As has been the case for the last eight years, the highlight of the IFFM will be the IFP Gotham Awards, which will take place Wednesday at Chelsea Piers. The main fundraising event for the nonprofit group, the Gothams attract more than 1,000 industryites.
This year’s Gotham honorees are “Living Out Loud” director Richard LaGravenese (the writer award), “Pi” helmer Darren Aronofsky (Open Palm Award), “Slam” stars Saul Williams and Sonja Sohn (Perry Ellis Breakthrough Award), Frances McDormand (actor award), Hallmark Entertainment president of worldwide production David Picker (producer award) and Sidney Lumet (lifetime achievement award).
For the second year, the IFP will honor one black screenwriter and one black director with the Gordon Parks Independent Film Awards. Each of the winners will receive a $10,000 cash prize and the opportunity to discuss distribution of their film with a division of Viacom, which is sponsoring the awards.
“The Gordon Parks Independent Film Awards have helped spark a remarkable increase in the number of African-American filmmakers at the IFFM,” said IFP executive director Michelle Byrd. “Two years ago, we had only 16. There are 55 today.”
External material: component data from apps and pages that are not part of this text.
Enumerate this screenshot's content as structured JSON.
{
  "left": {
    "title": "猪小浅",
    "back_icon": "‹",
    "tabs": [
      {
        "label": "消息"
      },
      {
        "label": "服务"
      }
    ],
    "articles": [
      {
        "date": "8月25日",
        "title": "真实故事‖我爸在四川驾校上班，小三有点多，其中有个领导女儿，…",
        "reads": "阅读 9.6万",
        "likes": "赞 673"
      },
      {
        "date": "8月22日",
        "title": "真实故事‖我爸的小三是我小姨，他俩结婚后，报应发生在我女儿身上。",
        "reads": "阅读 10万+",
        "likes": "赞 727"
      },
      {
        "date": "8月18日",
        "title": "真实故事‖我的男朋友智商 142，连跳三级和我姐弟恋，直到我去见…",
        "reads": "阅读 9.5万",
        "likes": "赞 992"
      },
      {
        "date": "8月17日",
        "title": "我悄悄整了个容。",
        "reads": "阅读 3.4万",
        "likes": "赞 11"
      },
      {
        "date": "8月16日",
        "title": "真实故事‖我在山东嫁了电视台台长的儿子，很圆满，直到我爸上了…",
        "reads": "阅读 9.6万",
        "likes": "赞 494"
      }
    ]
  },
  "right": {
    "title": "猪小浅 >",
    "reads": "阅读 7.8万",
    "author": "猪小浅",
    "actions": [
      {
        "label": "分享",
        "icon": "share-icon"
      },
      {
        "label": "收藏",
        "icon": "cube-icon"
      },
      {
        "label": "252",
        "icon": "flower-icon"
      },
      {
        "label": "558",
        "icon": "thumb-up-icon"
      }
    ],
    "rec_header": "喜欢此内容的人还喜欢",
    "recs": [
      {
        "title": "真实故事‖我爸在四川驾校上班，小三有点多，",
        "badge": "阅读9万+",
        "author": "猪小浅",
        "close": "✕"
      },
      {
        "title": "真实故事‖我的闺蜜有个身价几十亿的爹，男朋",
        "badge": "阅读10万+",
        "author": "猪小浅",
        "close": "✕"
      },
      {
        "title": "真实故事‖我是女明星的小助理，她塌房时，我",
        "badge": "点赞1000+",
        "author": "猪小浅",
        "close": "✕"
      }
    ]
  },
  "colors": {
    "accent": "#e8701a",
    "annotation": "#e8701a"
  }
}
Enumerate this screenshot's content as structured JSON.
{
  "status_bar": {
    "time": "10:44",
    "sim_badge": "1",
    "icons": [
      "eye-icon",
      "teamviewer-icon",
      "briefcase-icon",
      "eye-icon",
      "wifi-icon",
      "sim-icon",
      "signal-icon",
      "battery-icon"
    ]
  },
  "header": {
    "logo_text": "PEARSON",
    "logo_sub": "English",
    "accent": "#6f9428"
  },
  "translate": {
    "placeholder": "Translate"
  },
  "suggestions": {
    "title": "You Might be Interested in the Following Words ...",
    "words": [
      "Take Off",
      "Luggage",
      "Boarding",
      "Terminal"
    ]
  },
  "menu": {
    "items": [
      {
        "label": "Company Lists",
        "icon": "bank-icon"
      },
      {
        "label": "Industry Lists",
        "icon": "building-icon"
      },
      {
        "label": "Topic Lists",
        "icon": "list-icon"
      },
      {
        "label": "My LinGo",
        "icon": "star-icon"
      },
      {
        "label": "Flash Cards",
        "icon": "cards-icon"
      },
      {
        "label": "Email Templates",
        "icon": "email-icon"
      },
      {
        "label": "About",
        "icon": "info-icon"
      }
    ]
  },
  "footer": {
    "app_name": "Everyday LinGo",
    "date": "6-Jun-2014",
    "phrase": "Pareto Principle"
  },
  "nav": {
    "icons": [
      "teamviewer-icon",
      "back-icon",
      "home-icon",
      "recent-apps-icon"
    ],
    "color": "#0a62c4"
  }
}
The nine finalists for the directing award are Lee Lew-Lee for “All Power to the People,” Z. Cathleen Campbell for the short “Away in a Manger,” Craig Ross Jr. for the work-in-progress “Cappucino,” Darryl LeMont Wharton for “Detention,” Cauleen Smith for “Drylongso (Ordinary),” Stacey L. Holman for “Girl Talk,” Patrice Mallard for the work-in-progress “Mute Love” and Sterling Macer Jr. for “Park Day.”
The finalists for the Gordon Parks screenwriting award are Z. Cathleen Campbell for “Death Takes a Holiday (Brothers in Arms),” Tamika Lamison for “The Jar by the Door,” Myla Churchill for “The Judgement Days,” Charles Hall for “Wash My Feet Baby!” and “The Wretched” by Marlon Jamal.
The honor will be announced Thursday.